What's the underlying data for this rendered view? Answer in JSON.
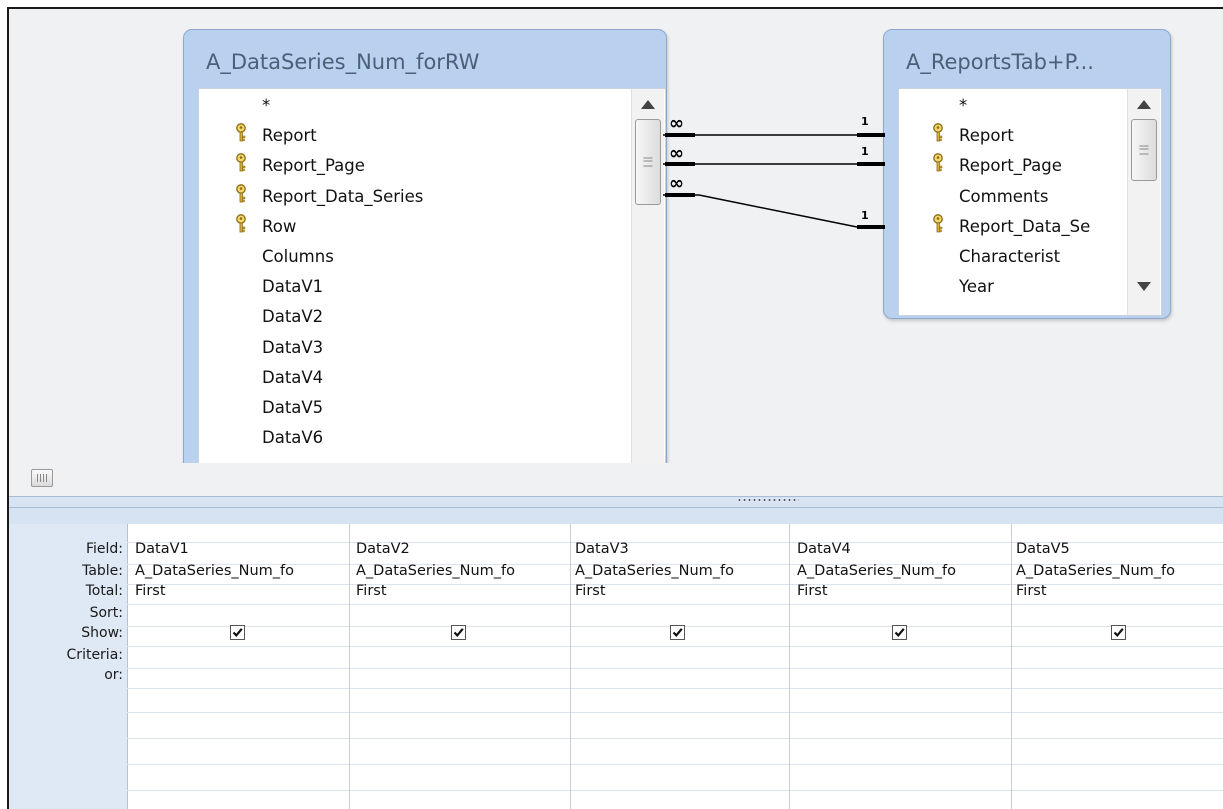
{
  "left_table": {
    "title": "A_DataSeries_Num_forRW",
    "fields": [
      {
        "name": "*",
        "key": false
      },
      {
        "name": "Report",
        "key": true
      },
      {
        "name": "Report_Page",
        "key": true
      },
      {
        "name": "Report_Data_Series",
        "key": true
      },
      {
        "name": "Row",
        "key": true
      },
      {
        "name": "Columns",
        "key": false
      },
      {
        "name": "DataV1",
        "key": false
      },
      {
        "name": "DataV2",
        "key": false
      },
      {
        "name": "DataV3",
        "key": false
      },
      {
        "name": "DataV4",
        "key": false
      },
      {
        "name": "DataV5",
        "key": false
      },
      {
        "name": "DataV6",
        "key": false
      }
    ]
  },
  "right_table": {
    "title": "A_ReportsTab+P...",
    "fields": [
      {
        "name": "*",
        "key": false
      },
      {
        "name": "Report",
        "key": true
      },
      {
        "name": "Report_Page",
        "key": true
      },
      {
        "name": "Comments",
        "key": false
      },
      {
        "name": "Report_Data_Se",
        "key": true
      },
      {
        "name": "Characterist",
        "key": false
      },
      {
        "name": "Year",
        "key": false
      }
    ]
  },
  "relationships": {
    "many_symbol": "∞",
    "one_symbol": "1"
  },
  "grid": {
    "row_labels": [
      "Field:",
      "Table:",
      "Total:",
      "Sort:",
      "Show:",
      "Criteria:",
      "or:"
    ],
    "columns": [
      {
        "field": "DataV1",
        "table": "A_DataSeries_Num_fo",
        "total": "First",
        "sort": "",
        "show": true
      },
      {
        "field": "DataV2",
        "table": "A_DataSeries_Num_fo",
        "total": "First",
        "sort": "",
        "show": true
      },
      {
        "field": "DataV3",
        "table": "A_DataSeries_Num_fo",
        "total": "First",
        "sort": "",
        "show": true
      },
      {
        "field": "DataV4",
        "table": "A_DataSeries_Num_fo",
        "total": "First",
        "sort": "",
        "show": true
      },
      {
        "field": "DataV5",
        "table": "A_DataSeries_Num_fo",
        "total": "First",
        "sort": "",
        "show": true
      }
    ]
  },
  "colors": {
    "table_frame": "#b9d1ee",
    "grid_header": "#dfe8f5",
    "relationship_line": "#000000"
  },
  "icons": {
    "primary_key": "key-icon",
    "scroll_up": "up-arrow-icon",
    "scroll_down": "down-arrow-icon",
    "checkbox": "checkmark-icon"
  }
}
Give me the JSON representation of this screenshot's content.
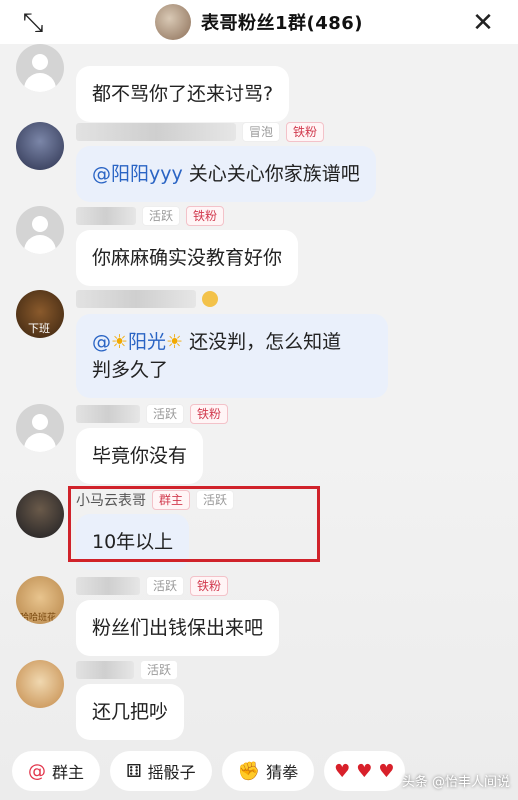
{
  "header": {
    "title": "表哥粉丝1群(486)",
    "collapse_icon": "collapse-arrows-icon",
    "close_icon": "close-icon"
  },
  "messages": [
    {
      "sender": "",
      "tags": [],
      "text": "都不骂你了还来讨骂?"
    },
    {
      "sender": "",
      "tags": [
        "冒泡",
        "铁粉"
      ],
      "mention": "@阳阳yyy",
      "text": " 关心关心你家族谱吧"
    },
    {
      "sender": "",
      "tags": [
        "活跃",
        "铁粉"
      ],
      "text": "你麻麻确实没教育好你"
    },
    {
      "sender": "",
      "tags": [],
      "mention": "@",
      "mention_name": "阳光",
      "text_line1": " 还没判，怎么知道",
      "text_line2": "判多久了"
    },
    {
      "sender": "",
      "tags": [
        "活跃",
        "铁粉"
      ],
      "text": "毕竟你没有"
    },
    {
      "sender": "小马云表哥",
      "tags": [
        "群主",
        "活跃"
      ],
      "text": "10年以上"
    },
    {
      "sender": "",
      "tags": [
        "活跃",
        "铁粉"
      ],
      "text": "粉丝们出钱保出来吧"
    },
    {
      "sender": "",
      "tags": [
        "活跃"
      ],
      "text": "还几把吵"
    }
  ],
  "avatar_labels": {
    "m4": "下班",
    "m7": "哈哈班花"
  },
  "toolbar": {
    "at_owner": "群主",
    "dice": "摇骰子",
    "rps": "猜拳"
  },
  "watermark": "头条 @怡丰人间说",
  "colors": {
    "tag_red": "#d23b4f",
    "mention_blue": "#2a64c4",
    "highlight": "#d0222a"
  }
}
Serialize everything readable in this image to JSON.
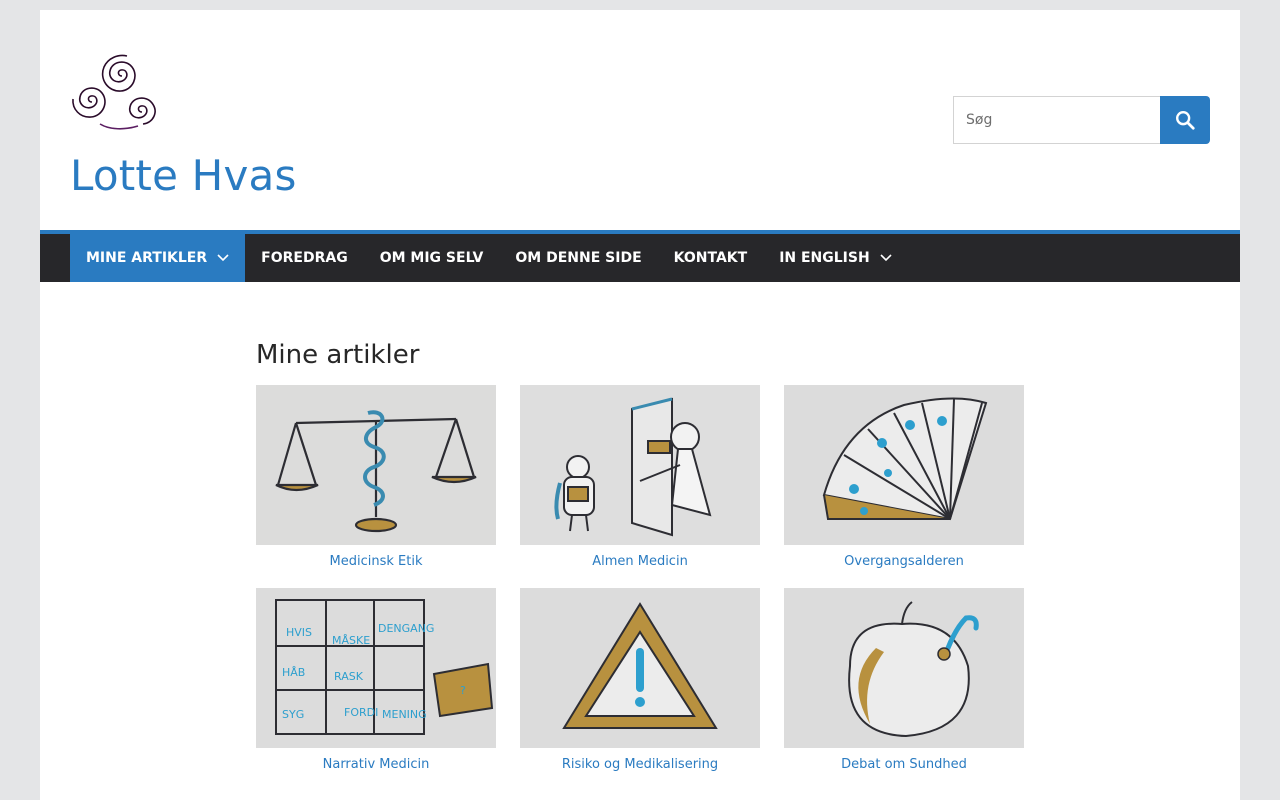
{
  "site": {
    "title": "Lotte Hvas"
  },
  "search": {
    "placeholder": "Søg"
  },
  "nav": {
    "items": [
      {
        "label": "MINE ARTIKLER",
        "has_dropdown": true,
        "active": true
      },
      {
        "label": "FOREDRAG"
      },
      {
        "label": "OM MIG SELV"
      },
      {
        "label": "OM DENNE SIDE"
      },
      {
        "label": "KONTAKT"
      },
      {
        "label": "IN ENGLISH",
        "has_dropdown": true
      }
    ]
  },
  "main": {
    "heading": "Mine artikler",
    "cards": [
      {
        "label": "Medicinsk Etik",
        "icon": "scales-serpent-drawing"
      },
      {
        "label": "Almen Medicin",
        "icon": "doctor-door-drawing"
      },
      {
        "label": "Overgangsalderen",
        "icon": "fan-drawing"
      },
      {
        "label": "Narrativ Medicin",
        "icon": "puzzle-drawing"
      },
      {
        "label": "Risiko og Medikalisering",
        "icon": "warning-triangle-drawing"
      },
      {
        "label": "Debat om Sundhed",
        "icon": "apple-worm-drawing"
      }
    ]
  },
  "colors": {
    "accent": "#2a7bc1",
    "nav_bg": "#27272a",
    "page_bg": "#e4e5e7"
  }
}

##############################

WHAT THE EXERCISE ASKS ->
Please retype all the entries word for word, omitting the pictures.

SOLUTION TO THIS PROBLEM ->
What's the underlying data for this rendered view? Answer in JSON.
{
  "left_table": {
    "title": "A_DataSeries_Num_forRW",
    "fields": [
      {
        "name": "*",
        "key": false
      },
      {
        "name": "Report",
        "key": true
      },
      {
        "name": "Report_Page",
        "key": true
      },
      {
        "name": "Report_Data_Series",
        "key": true
      },
      {
        "name": "Row",
        "key": true
      },
      {
        "name": "Columns",
        "key": false
      },
      {
        "name": "DataV1",
        "key": false
      },
      {
        "name": "DataV2",
        "key": false
      },
      {
        "name": "DataV3",
        "key": false
      },
      {
        "name": "DataV4",
        "key": false
      },
      {
        "name": "DataV5",
        "key": false
      },
      {
        "name": "DataV6",
        "key": false
      }
    ]
  },
  "right_table": {
    "title": "A_ReportsTab+P...",
    "fields": [
      {
        "name": "*",
        "key": false
      },
      {
        "name": "Report",
        "key": true
      },
      {
        "name": "Report_Page",
        "key": true
      },
      {
        "name": "Comments",
        "key": false
      },
      {
        "name": "Report_Data_Se",
        "key": true
      },
      {
        "name": "Characterist",
        "key": false
      },
      {
        "name": "Year",
        "key": false
      }
    ]
  },
  "relationships": {
    "many_symbol": "∞",
    "one_symbol": "1"
  },
  "grid": {
    "row_labels": [
      "Field:",
      "Table:",
      "Total:",
      "Sort:",
      "Show:",
      "Criteria:",
      "or:"
    ],
    "columns": [
      {
        "field": "DataV1",
        "table": "A_DataSeries_Num_fo",
        "total": "First",
        "sort": "",
        "show": true
      },
      {
        "field": "DataV2",
        "table": "A_DataSeries_Num_fo",
        "total": "First",
        "sort": "",
        "show": true
      },
      {
        "field": "DataV3",
        "table": "A_DataSeries_Num_fo",
        "total": "First",
        "sort": "",
        "show": true
      },
      {
        "field": "DataV4",
        "table": "A_DataSeries_Num_fo",
        "total": "First",
        "sort": "",
        "show": true
      },
      {
        "field": "DataV5",
        "table": "A_DataSeries_Num_fo",
        "total": "First",
        "sort": "",
        "show": true
      }
    ]
  },
  "colors": {
    "table_frame": "#b9d1ee",
    "grid_header": "#dfe8f5",
    "relationship_line": "#000000"
  },
  "icons": {
    "primary_key": "key-icon",
    "scroll_up": "up-arrow-icon",
    "scroll_down": "down-arrow-icon",
    "checkbox": "checkmark-icon"
  }
}
Give me the JSON representation of this screenshot's content.
{
  "header": {
    "title": "表哥粉丝1群(486)",
    "collapse_icon": "collapse-arrows-icon",
    "close_icon": "close-icon"
  },
  "messages": [
    {
      "sender": "",
      "tags": [],
      "text": "都不骂你了还来讨骂?"
    },
    {
      "sender": "",
      "tags": [
        "冒泡",
        "铁粉"
      ],
      "mention": "@阳阳yyy",
      "text": " 关心关心你家族谱吧"
    },
    {
      "sender": "",
      "tags": [
        "活跃",
        "铁粉"
      ],
      "text": "你麻麻确实没教育好你"
    },
    {
      "sender": "",
      "tags": [],
      "mention": "@",
      "mention_name": "阳光",
      "text_line1": " 还没判，怎么知道",
      "text_line2": "判多久了"
    },
    {
      "sender": "",
      "tags": [
        "活跃",
        "铁粉"
      ],
      "text": "毕竟你没有"
    },
    {
      "sender": "小马云表哥",
      "tags": [
        "群主",
        "活跃"
      ],
      "text": "10年以上"
    },
    {
      "sender": "",
      "tags": [
        "活跃",
        "铁粉"
      ],
      "text": "粉丝们出钱保出来吧"
    },
    {
      "sender": "",
      "tags": [
        "活跃"
      ],
      "text": "还几把吵"
    }
  ],
  "avatar_labels": {
    "m4": "下班",
    "m7": "哈哈班花"
  },
  "toolbar": {
    "at_owner": "群主",
    "dice": "摇骰子",
    "rps": "猜拳"
  },
  "watermark": "头条 @怡丰人间说",
  "colors": {
    "tag_red": "#d23b4f",
    "mention_blue": "#2a64c4",
    "highlight": "#d0222a"
  }
}
Serialize everything readable in this image to JSON.
{
  "site": {
    "title": "Lotte Hvas"
  },
  "search": {
    "placeholder": "Søg"
  },
  "nav": {
    "items": [
      {
        "label": "MINE ARTIKLER",
        "has_dropdown": true,
        "active": true
      },
      {
        "label": "FOREDRAG"
      },
      {
        "label": "OM MIG SELV"
      },
      {
        "label": "OM DENNE SIDE"
      },
      {
        "label": "KONTAKT"
      },
      {
        "label": "IN ENGLISH",
        "has_dropdown": true
      }
    ]
  },
  "main": {
    "heading": "Mine artikler",
    "cards": [
      {
        "label": "Medicinsk Etik",
        "icon": "scales-serpent-drawing"
      },
      {
        "label": "Almen Medicin",
        "icon": "doctor-door-drawing"
      },
      {
        "label": "Overgangsalderen",
        "icon": "fan-drawing"
      },
      {
        "label": "Narrativ Medicin",
        "icon": "puzzle-drawing"
      },
      {
        "label": "Risiko og Medikalisering",
        "icon": "warning-triangle-drawing"
      },
      {
        "label": "Debat om Sundhed",
        "icon": "apple-worm-drawing"
      }
    ]
  },
  "colors": {
    "accent": "#2a7bc1",
    "nav_bg": "#27272a",
    "page_bg": "#e4e5e7"
  }
}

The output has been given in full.